It was quite a week for Tracy’s Justin Philpott.
After his sponsor staged a stunt-theft of his No. 05 Chevrolet at the Aug. 13 races, video of the prank began to hit the airwaves nationwide starting the very next day. By Tuesday night, the Tracy High School junior found himself fielding telephone calls from ESPN and “Good Morning America.”
“It was crazy,” he said. “ESPN called my house to talk to me. I was freaking out — I didn’t know what to do.”
The Philpotts’ answering machine took care of the phone calls, but nerves kept Justin up until 2 a.m. He eventually got to sleep, because, fame or no fame, he had to deal with the first week of school — not to mention getting his car ready for the next race.
“It’s worn off a little bit, but it’s still there,” he said of the hectic week of instant stardom. “No other way to describe it — it was crazy.”
Despite it all, he might have wanted to trade it to be in Dave Byrd’s racing shoes Sunday.
The three-decade veteran from Pacific Grove added yet another NASCAR Dodge Weekly Racing series victory to his resume, his fourth in a row and eighth of the season.
The top qualifier, Byrd worked his way up from a ninth-place start after race officials inverted the field, and overtook third-place finisher Benny Moon’s No. 10 car and second-place finisher and father-of-Justin David Philpott’s No. 50 car, both early leaders.
On lap 10, Philpott snagged the lead from Moon, who was disqualified after the post-race inspection.
The two-time Stockton 99 Speedway points champion held off Moon and Byrd until lap 33, when Byrd snuck past him in Turn 1, and Moon slid by in Turn 4.
Byrd was cruising to his eighth win when a Lap 48 caution and restart gave Philpott and Moon their best shots to take the lead. Byrd got a good jump on the first restart — too good, officials said, who called for another restart.
The second start was just as good — and legitimate. And while Philpott snuck into second, he couldn’t challenge Byrd.
“He got a two-car jump (with two laps to go),” Philpott said.
Drivers don’t give that up, unless they make a big mistake. And Byrd didn’t.
Philpott came as close as he has to claiming his second WLM victory at Altamont in 2006, but if he was disappointed, he didn’t show it.
“The setup was just a tick off,” he said. “We’ll get him.”
Scott Shade recovered from a scary early-lap spinout to take fourth.
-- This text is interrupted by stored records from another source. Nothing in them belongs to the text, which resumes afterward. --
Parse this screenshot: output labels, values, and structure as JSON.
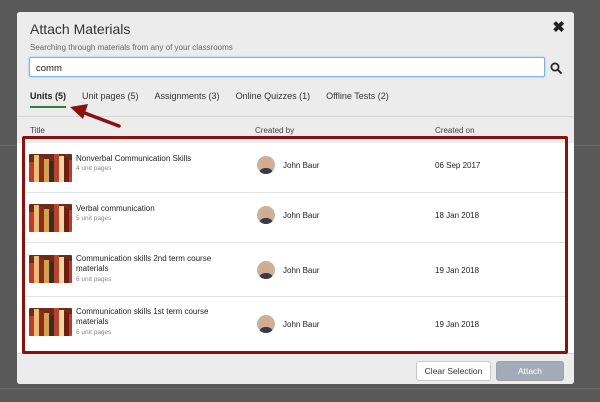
{
  "modal": {
    "title": "Attach Materials",
    "close_glyph": "✖",
    "subtitle": "Searching through materials from any of your classrooms"
  },
  "search": {
    "value": "comm",
    "icon": "search-icon"
  },
  "tabs": [
    {
      "label": "Units (5)",
      "active": true
    },
    {
      "label": "Unit pages (5)",
      "active": false
    },
    {
      "label": "Assignments (3)",
      "active": false
    },
    {
      "label": "Online Quizzes (1)",
      "active": false
    },
    {
      "label": "Offline Tests (2)",
      "active": false
    }
  ],
  "columns": {
    "title": "Title",
    "created_by": "Created by",
    "created_on": "Created on"
  },
  "rows": [
    {
      "title": "Nonverbal Communication Skills",
      "subtitle": "4 unit pages",
      "author": "John Baur",
      "date": "06 Sep 2017"
    },
    {
      "title": "Verbal communication",
      "subtitle": "5 unit pages",
      "author": "John Baur",
      "date": "18 Jan 2018"
    },
    {
      "title": "Communication skills 2nd term course materials",
      "subtitle": "6 unit pages",
      "author": "John Baur",
      "date": "19 Jan 2018"
    },
    {
      "title": "Communication skills 1st term course materials",
      "subtitle": "6 unit pages",
      "author": "John Baur",
      "date": "19 Jan 2018"
    }
  ],
  "footer": {
    "clear_label": "Clear Selection",
    "attach_label": "Attach"
  },
  "colors": {
    "highlight": "#8b1111",
    "active_tab_underline": "#2e7d3a",
    "attach_button": "#a3acb6"
  }
}
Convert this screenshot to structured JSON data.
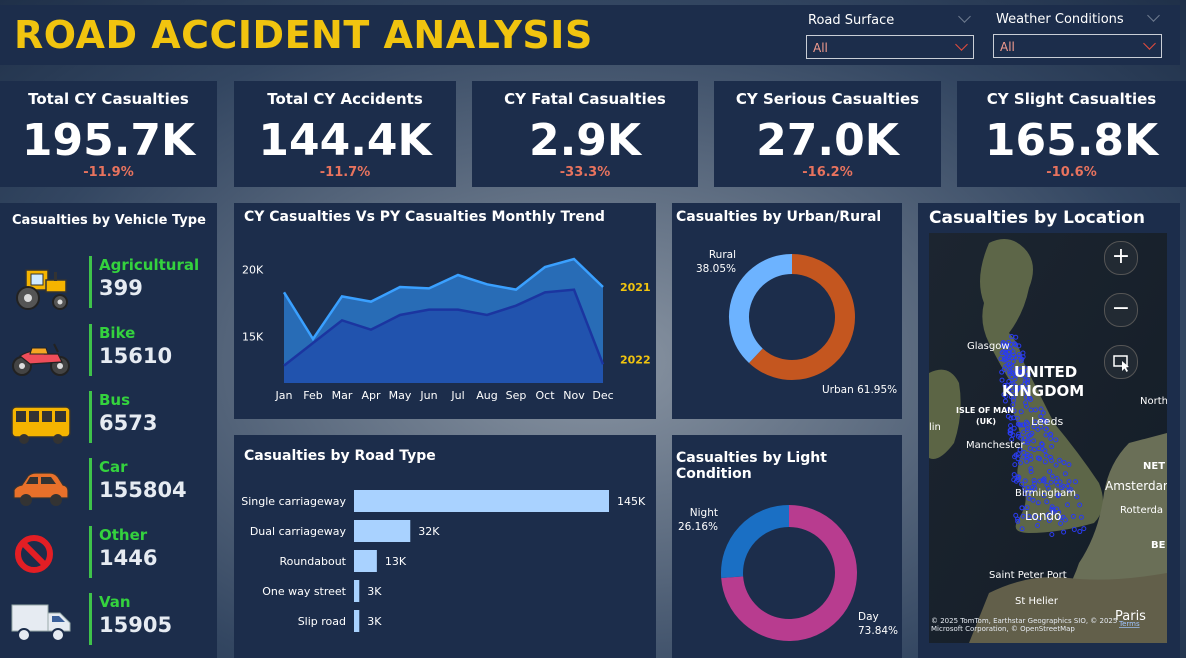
{
  "header": {
    "title": "ROAD ACCIDENT ANALYSIS"
  },
  "filters": [
    {
      "label": "Road Surface",
      "value": "All"
    },
    {
      "label": "Weather Conditions",
      "value": "All"
    }
  ],
  "kpis": [
    {
      "title": "Total CY Casualties",
      "value": "195.7K",
      "change": "-11.9%"
    },
    {
      "title": "Total CY Accidents",
      "value": "144.4K",
      "change": "-11.7%"
    },
    {
      "title": "CY Fatal Casualties",
      "value": "2.9K",
      "change": "-33.3%"
    },
    {
      "title": "CY Serious Casualties",
      "value": "27.0K",
      "change": "-16.2%"
    },
    {
      "title": "CY Slight Casualties",
      "value": "165.8K",
      "change": "-10.6%"
    }
  ],
  "vehicle_panel": {
    "title": "Casualties by Vehicle Type",
    "items": [
      {
        "label": "Agricultural",
        "value": "399",
        "icon": "tractor-icon"
      },
      {
        "label": "Bike",
        "value": "15610",
        "icon": "motorbike-icon"
      },
      {
        "label": "Bus",
        "value": "6573",
        "icon": "bus-icon"
      },
      {
        "label": "Car",
        "value": "155804",
        "icon": "car-icon"
      },
      {
        "label": "Other",
        "value": "1446",
        "icon": "prohibited-icon"
      },
      {
        "label": "Van",
        "value": "15905",
        "icon": "van-icon"
      }
    ]
  },
  "map": {
    "title": "Casualties by Location",
    "labels": [
      "Glasgow",
      "UNITED",
      "KINGDOM",
      "ISLE OF MAN",
      "(UK)",
      "Leeds",
      "Manchester",
      "Birmingham",
      "Londo",
      "NET",
      "Amsterdam",
      "Rotterda",
      "BE",
      "North",
      "lin",
      "Saint Peter Port",
      "St Helier",
      "Paris",
      "© 2025 TomTom, Earthstar Geographics SIO, © 2025 Microsoft Corporation, © OpenStreetMap",
      "Terms"
    ],
    "controls": {
      "zoom_in": "+",
      "zoom_out": "−"
    }
  },
  "chart_data": [
    {
      "type": "area",
      "title": "CY Casualties Vs PY Casualties Monthly Trend",
      "categories": [
        "Jan",
        "Feb",
        "Mar",
        "Apr",
        "May",
        "Jun",
        "Jul",
        "Aug",
        "Sep",
        "Oct",
        "Nov",
        "Dec"
      ],
      "series": [
        {
          "name": "2021",
          "values": [
            18300,
            14800,
            18000,
            17600,
            18700,
            18600,
            19600,
            18900,
            18500,
            20200,
            20800,
            18700
          ],
          "color": "#2f8ff0"
        },
        {
          "name": "2022",
          "values": [
            12800,
            14500,
            16200,
            15500,
            16600,
            17000,
            17000,
            16600,
            17300,
            18300,
            18500,
            12900
          ],
          "color": "#1c3fa8"
        }
      ],
      "y_ticks": [
        "15K",
        "20K"
      ],
      "ylim": [
        11500,
        22000
      ]
    },
    {
      "type": "pie",
      "title": "Casualties by Urban/Rural",
      "slices": [
        {
          "label": "Urban",
          "value": 61.95,
          "display": "61.95%",
          "color": "#c4561f"
        },
        {
          "label": "Rural",
          "value": 38.05,
          "display": "38.05%",
          "color": "#6db3ff"
        }
      ]
    },
    {
      "type": "bar",
      "title": "Casualties by Road Type",
      "categories": [
        "Single carriageway",
        "Dual carriageway",
        "Roundabout",
        "One way street",
        "Slip road"
      ],
      "values": [
        145000,
        32000,
        13000,
        3000,
        3000
      ],
      "labels": [
        "145K",
        "32K",
        "13K",
        "3K",
        "3K"
      ],
      "color": "#a9d2ff"
    },
    {
      "type": "pie",
      "title": "Casualties by Light Condition",
      "slices": [
        {
          "label": "Day",
          "value": 73.84,
          "display": "73.84%",
          "color": "#b83c8f"
        },
        {
          "label": "Night",
          "value": 26.16,
          "display": "26.16%",
          "color": "#1a6fc4"
        }
      ]
    }
  ]
}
Tracy’s Ryan Philpott looked to be back in contention for top-five honors after a solid qualifying round and a third-place finish in the trophy dash.
But something in his setup went wrong during the 50-lap main event. His car was swinging to the right coming off Turn 2, and he nearly hit the wall on an early lap.
“We got the car faster, but in the long run it’s still messed up,” Philpott said. “You can only do so much when the car’s handling like that.”
The problem with Philpott’s No. 52 Chevrolet allowed cousin Justin a bonus over his nationwide exposure.
The two relatives found themselves in a 15-lap shootout for fifth — a battle Justin finally won on lap 47. But right before the caution, Justin lost tire pressure and had to pull off the track. Still, the experience was worth it.
“To be able to pass my cousin Ryan — that’s something I’ve wanted to do for a long time,” he said.
“Since I’ve started racing,” he said.
Some animosity returned to the Coors American Limited Stock Car series after months of usually-friendly racing.
Winner Mark Squadrito defended his line a little too strongly for the liking of points leader Matt Erickson of Ceres and Donnie Darter of Stockton.
One man’s “defending the line” was another man’s “blocking,” but race officials let it stand.
Tim Cardoza took first in Mini-Super Trucks, and in the lawnmower-engine powered Outlaw Mini Sprints, 14-year-old Michael Aldrich of Atwater took the checkered flag, lapping the competition by one and two-laps in some cases.
“I just used my head like my dad told me to,” he said.
• To reach sports editor Christopher H. Roberts, call 830-4267 or e-mail email@example.com